Problem description: Repeat every entry exactly. Pictures stay out.

Exercise data:
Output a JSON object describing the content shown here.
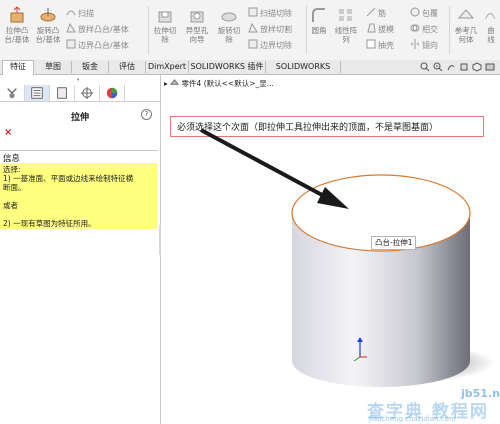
{
  "ribbon": {
    "extrude_boss": "拉伸凸\n台/基体",
    "revolve_boss": "旋转凸\n台/基体",
    "sweep": "扫描",
    "loft_boss": "放样凸台/基体",
    "boundary_boss": "边界凸台/基体",
    "extrude_cut": "拉伸切\n除",
    "hole_wizard": "异型孔\n向导",
    "revolve_cut": "旋转切\n除",
    "swept_cut": "扫描切除",
    "lofted_cut": "放样切割",
    "boundary_cut": "边界切除",
    "fillet": "圆角",
    "linear_pattern": "线性阵\n列",
    "rib": "筋",
    "draft": "拔模",
    "shell": "抽壳",
    "wrap": "包覆",
    "intersect": "相交",
    "mirror": "镜向",
    "reference_geometry": "参考几\n何体",
    "curves": "曲\n线"
  },
  "tabs": [
    "特征",
    "草图",
    "钣金",
    "评估",
    "DimXpert",
    "SOLIDWORKS 插件",
    "SOLIDWORKS MBD"
  ],
  "active_tab": "特征",
  "property_manager": {
    "title": "拉伸",
    "help": "?",
    "close": "×",
    "info_header": "信息",
    "info_lines": [
      "选择:",
      "1) 一基准面、平面或边线来绘制特征横",
      "断面。",
      "",
      "或者",
      "",
      "2) 一现有草图为特征所用。"
    ]
  },
  "viewport": {
    "breadcrumb": "零件4 (默认<<默认>_显...",
    "callout": "必须选择这个次面（即拉伸工具拉伸出来的顶面，不是草图基面）",
    "face_tag": "凸台-拉伸1"
  },
  "watermark": {
    "site": "jb51.net",
    "brand": "查字典 教程网",
    "url": "jiaocheng.chazidian.com"
  },
  "colors": {
    "callout_border": "#e07878",
    "info_bg": "#ffff80",
    "edge_highlight": "#d9782d",
    "arrow": "#1a1a1a"
  }
}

Answer to the exercise:
Output a JSON object describing the content shown here.
{
  "ribbon": {
    "extrude_boss": "拉伸凸\n台/基体",
    "revolve_boss": "旋转凸\n台/基体",
    "sweep": "扫描",
    "loft_boss": "放样凸台/基体",
    "boundary_boss": "边界凸台/基体",
    "extrude_cut": "拉伸切\n除",
    "hole_wizard": "异型孔\n向导",
    "revolve_cut": "旋转切\n除",
    "swept_cut": "扫描切除",
    "lofted_cut": "放样切割",
    "boundary_cut": "边界切除",
    "fillet": "圆角",
    "linear_pattern": "线性阵\n列",
    "rib": "筋",
    "draft": "拔模",
    "shell": "抽壳",
    "wrap": "包覆",
    "intersect": "相交",
    "mirror": "镜向",
    "reference_geometry": "参考几\n何体",
    "curves": "曲\n线"
  },
  "tabs": [
    "特征",
    "草图",
    "钣金",
    "评估",
    "DimXpert",
    "SOLIDWORKS 插件",
    "SOLIDWORKS MBD"
  ],
  "active_tab": "特征",
  "property_manager": {
    "title": "拉伸",
    "help": "?",
    "close": "×",
    "info_header": "信息",
    "info_lines": [
      "选择:",
      "1) 一基准面、平面或边线来绘制特征横",
      "断面。",
      "",
      "或者",
      "",
      "2) 一现有草图为特征所用。"
    ]
  },
  "viewport": {
    "breadcrumb": "零件4 (默认<<默认>_显...",
    "callout": "必须选择这个次面（即拉伸工具拉伸出来的顶面，不是草图基面）",
    "face_tag": "凸台-拉伸1"
  },
  "watermark": {
    "site": "jb51.net",
    "brand": "查字典 教程网",
    "url": "jiaocheng.chazidian.com"
  },
  "colors": {
    "callout_border": "#e07878",
    "info_bg": "#ffff80",
    "edge_highlight": "#d9782d",
    "arrow": "#1a1a1a"
  }
}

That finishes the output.